§ Supplied entries:
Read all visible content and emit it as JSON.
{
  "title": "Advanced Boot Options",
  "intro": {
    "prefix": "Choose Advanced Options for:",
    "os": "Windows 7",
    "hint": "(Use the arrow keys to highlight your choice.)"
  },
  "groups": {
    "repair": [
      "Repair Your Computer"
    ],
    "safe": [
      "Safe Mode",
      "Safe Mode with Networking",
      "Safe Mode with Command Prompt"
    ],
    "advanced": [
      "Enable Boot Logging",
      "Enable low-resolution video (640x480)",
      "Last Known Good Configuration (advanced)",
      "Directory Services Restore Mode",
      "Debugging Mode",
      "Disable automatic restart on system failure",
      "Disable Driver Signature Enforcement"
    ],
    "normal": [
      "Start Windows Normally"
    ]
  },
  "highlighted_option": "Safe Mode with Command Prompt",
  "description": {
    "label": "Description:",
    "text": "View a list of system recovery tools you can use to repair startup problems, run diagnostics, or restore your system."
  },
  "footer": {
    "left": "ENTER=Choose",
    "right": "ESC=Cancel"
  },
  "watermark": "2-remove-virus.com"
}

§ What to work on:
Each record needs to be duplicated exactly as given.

§ Exercise solution:
Read all visible content and emit it as JSON.
{
  "title": "Advanced Boot Options",
  "intro": {
    "prefix": "Choose Advanced Options for:",
    "os": "Windows 7",
    "hint": "(Use the arrow keys to highlight your choice.)"
  },
  "groups": {
    "repair": [
      "Repair Your Computer"
    ],
    "safe": [
      "Safe Mode",
      "Safe Mode with Networking",
      "Safe Mode with Command Prompt"
    ],
    "advanced": [
      "Enable Boot Logging",
      "Enable low-resolution video (640x480)",
      "Last Known Good Configuration (advanced)",
      "Directory Services Restore Mode",
      "Debugging Mode",
      "Disable automatic restart on system failure",
      "Disable Driver Signature Enforcement"
    ],
    "normal": [
      "Start Windows Normally"
    ]
  },
  "highlighted_option": "Safe Mode with Command Prompt",
  "description": {
    "label": "Description:",
    "text": "View a list of system recovery tools you can use to repair startup problems, run diagnostics, or restore your system."
  },
  "footer": {
    "left": "ENTER=Choose",
    "right": "ESC=Cancel"
  },
  "watermark": "2-remove-virus.com"
}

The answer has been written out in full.